A drive of nearly 48 kilometres from Leh town would take you to the point where the rivers Indus and Zanskar meet. The muddy waters of the Zanskar merge with the turquoise blue water of the Indus to flow westwards. Just before the Sangam, get up close and personal with the super-charged famed magnetic hill. Pay close attention as your car climbs up without any thrust on a seemingly uphill tarmac. After visiting the confluence we head back to Leh with a pit stop at the Gurdwara Patthar Sahib. Legend has it that a demon who terrorised the area, pushed a boulder onto Guru Nanak who had come to help - leaving a hollow impression of a person on the stone and the Guru unscathed. Discovered in the 1970's while building a road, the boulder has now been placed in the gurdwara maintained by the Indian Army.
Stop by Ladakh's summer capital, Shey Palace on your way to Pangong Tso. Located on a hillock, Shey Palace and the Shey Monastery, seem unaffected by time since 1655 from afar. Upon closer look, the effects of time are clearly visible with the palace partly in ruins. The monastery's main attraction is this 12-metre tall statue of Shakyamuni Buddha that occupies three floors. This is the second largest statute of Buddha in the Ladakh region. Next we visit the Thiksey monastery. With fascinating art across the 12 storey complex, stupas, thangka paintings, statues and numerous artefacts make for a very interesting visit.
Moving ahead, we take a break and stop for a hot lunch at Karu before beginning the next leg of the journey to Pangong. Pass through charming hamlets and picturesque open stretches before the steep ascent to Chang La pass. A couple of kilometres down, you find green pastures with yaks and sheep grazing alongside the road besides small streams.
Pangong Tso is best known for being a part of the last scene Bollywood's blockbuster "Three Idiots". This beautiful 604-km2 lake is partly in India and partly in China. The lake at 4305 metres above sea level, is a spectacle to witness as the water changes several shades of blue throughout the day. The crystal clear water will have you mesmerised. Head over to Spangmik village as the sun slowly goes down and the chill sets in. A warm dinner and a cosy bed at your camp awaits you.
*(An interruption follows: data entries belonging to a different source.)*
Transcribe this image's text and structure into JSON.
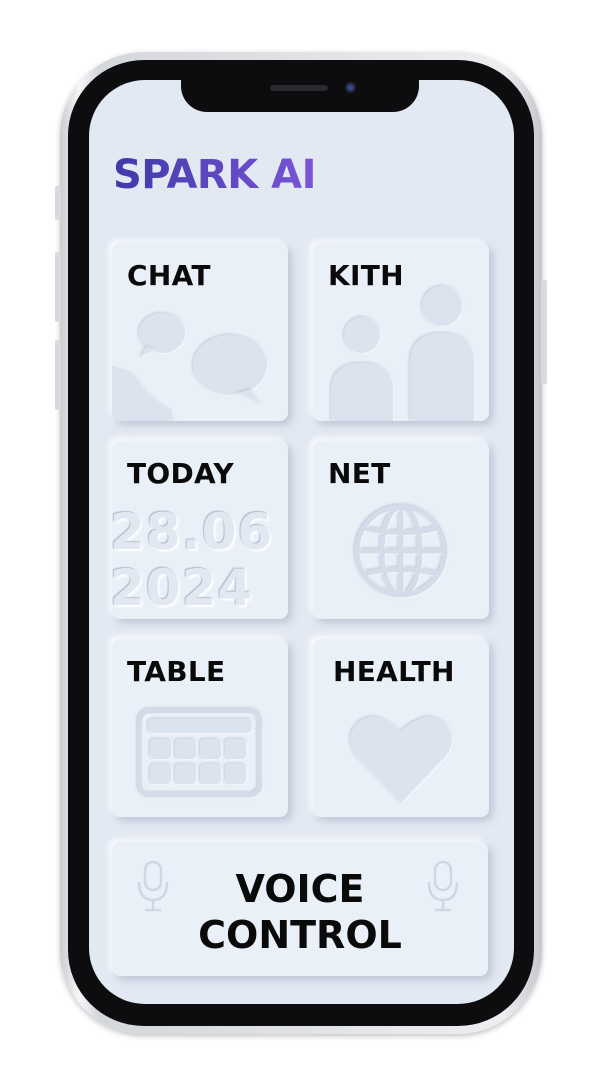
{
  "app": {
    "title": "SPARK AI"
  },
  "tiles": {
    "chat": {
      "label": "CHAT",
      "icon": "chat-bubbles-icon"
    },
    "kith": {
      "label": "KITH",
      "icon": "people-icon"
    },
    "today": {
      "label": "TODAY",
      "date_line1": "28.06",
      "date_line2": "2024"
    },
    "net": {
      "label": "NET",
      "icon": "globe-icon"
    },
    "table": {
      "label": "TABLE",
      "icon": "calendar-grid-icon"
    },
    "health": {
      "label": "HEALTH",
      "icon": "heart-icon"
    }
  },
  "voice": {
    "line1": "VOICE",
    "line2": "CONTROL",
    "icon": "microphone-icon"
  },
  "colors": {
    "title_gradient_start": "#3f3aa8",
    "title_gradient_end": "#7a55d6",
    "screen_bg": "#e3e9f3",
    "tile_bg": "#eaf0f8"
  }
}
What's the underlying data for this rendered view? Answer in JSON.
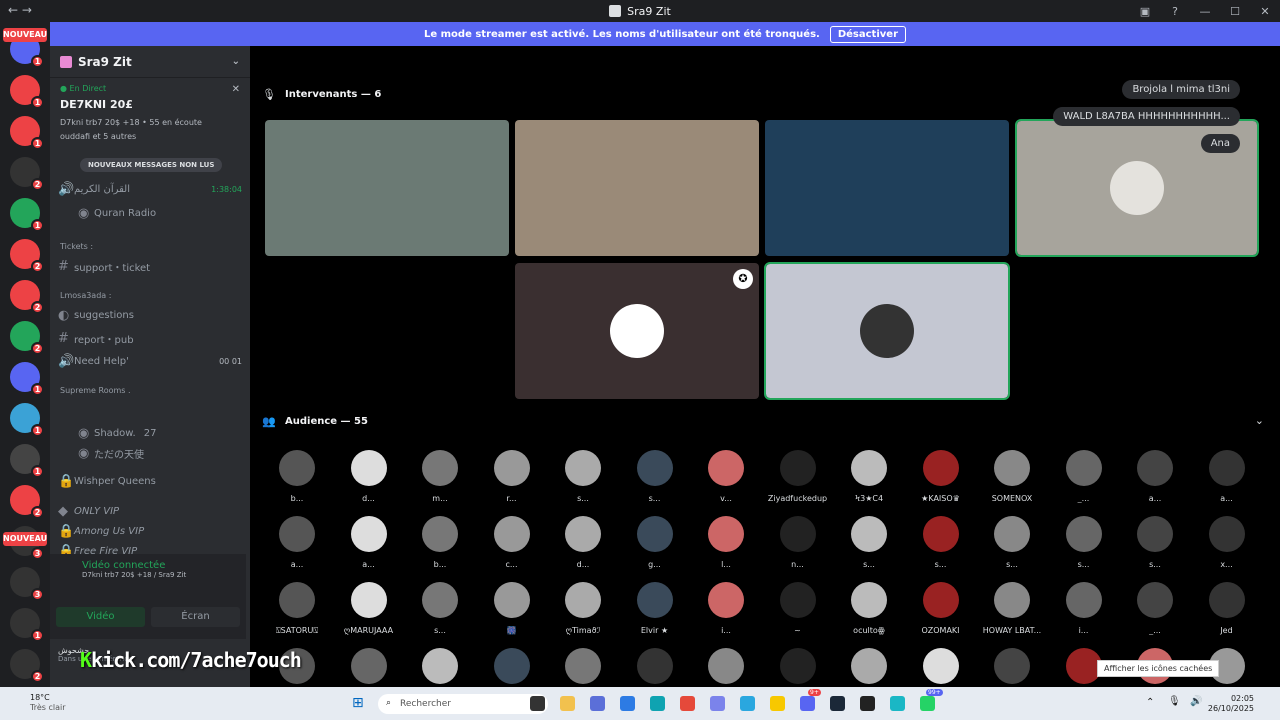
{
  "window": {
    "title": "Sra9 Zit"
  },
  "banner": {
    "text": "Le mode streamer est activé. Les noms d'utilisateur ont été tronqués.",
    "button": "Désactiver"
  },
  "guild_badges": [
    "1",
    "1",
    "1",
    "2",
    "1",
    "2",
    "2",
    "2",
    "1",
    "1",
    "1",
    "2",
    "3",
    "3",
    "1",
    "2",
    "1"
  ],
  "nouveau": "NOUVEAU",
  "server": {
    "name": "Sra9 Zit"
  },
  "live": {
    "status": "En Direct",
    "title": "DE7KNI 20£",
    "sub": "D7kni trb7 20$ +18 • 55 en écoute",
    "watchers": "ouddafi et 5 autres"
  },
  "unread_chip": "NOUVEAUX MESSAGES NON LUS",
  "channels": {
    "quran_voice": "القرآن الكريم",
    "quran_time": "1:38:04",
    "quran_radio": "Quran Radio",
    "tickets_cat": "Tickets :",
    "support": "support・ticket",
    "lmosa_cat": "Lmosa3ada :",
    "suggestions": "suggestions",
    "report": "report・pub",
    "help": "Need Help'",
    "help_a": "00",
    "help_b": "01",
    "supreme_cat": "Supreme Rooms .",
    "shadow": "Shadow.",
    "shadow_count": "27",
    "tenshi": "ただの天使",
    "wishper": "Wishper Queens",
    "onlyvip": "ONLY VIP",
    "amongus": "Among Us VIP",
    "freefire": "Free Fire VIP"
  },
  "voice": {
    "status": "Vidéo connectée",
    "sub": "D7kni trb7 20$ +18 / Sra9 Zit",
    "video": "Vidéo",
    "screen": "Écran"
  },
  "user": {
    "name": "حشحوش",
    "status": "Dans une conférence"
  },
  "overlay": {
    "kick_k": "K",
    "kick_text": "kick.com/7ache7ouch"
  },
  "stage": {
    "speakers_title": "Intervenants — 6",
    "audience_title": "Audience — 55"
  },
  "chat_bubbles": [
    "Brojola l mima tl3ni",
    "WALD L8A7BA HHHHHHHHHHH...",
    "Ana"
  ],
  "audience": [
    "b...",
    "d...",
    "m...",
    "r...",
    "s...",
    "s...",
    "v...",
    "Ziyadfuckedup",
    "Ϟ3★C4",
    "★KAISO♛",
    "SOMENOX",
    "_...",
    "a...",
    "a...",
    "a...",
    "a...",
    "b...",
    "c...",
    "d...",
    "g...",
    "l...",
    "n...",
    "s...",
    "s...",
    "s...",
    "s...",
    "s...",
    "x...",
    "⍂SATORU⍂",
    "ღMARUJAAA",
    "s...",
    "🎆",
    "ღTimaϑℐ",
    "Elvir ★",
    "i...",
    "~",
    "ocultoꙮ",
    "OZOMAKI",
    "HOWAY LBAT...",
    "i...",
    "_...",
    "Jed"
  ],
  "taskbar": {
    "temp": "18°C",
    "weather": "Très clair",
    "search": "Rechercher",
    "time": "02:05",
    "date": "26/10/2025",
    "badge_a": "9+",
    "badge_b": "99+"
  },
  "tooltip": "Afficher les icônes cachées",
  "colors": {
    "blurple": "#5865f2",
    "green": "#23a55a",
    "red": "#ed4245",
    "kick": "#53fc18"
  }
}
As the sun rises, watch the transparent waters turn blue. A hearty breakfast later, begin the long drive back to Leh.
Stop at Hemis Monastery. Perched on a hill, nestled between mountains, Hemis is better known as India's Shangri-La. Founded in 1672, Hemis monastery is said to have existed before the 11th century. Hemis was made famous by claims in the late 19th century by a Russian journalist, Nicolas Notovitch, that the library contained works on Jesus Christ's lost years (this was proven to be false). The Cham mask dance is performed is in June-July for 2 days at this monastery.
We stop for lunch at Karu on our way back to Leh. With stunning views of the mountains beyond with the contrast of green and purple against clear blue skies make for most of the serener on the drive from Hemis to Thiskey.
Head back to your hotel or visit the local markets for some last minute souvenir shopping once you're back in Leh. A hot dinner awaits you at the hotel.
Get ready to leave with a heavy heart as you board your flight back to the plains. Picturesque views and memories of Ladakh will keep fresh in your memory for the next few weeks.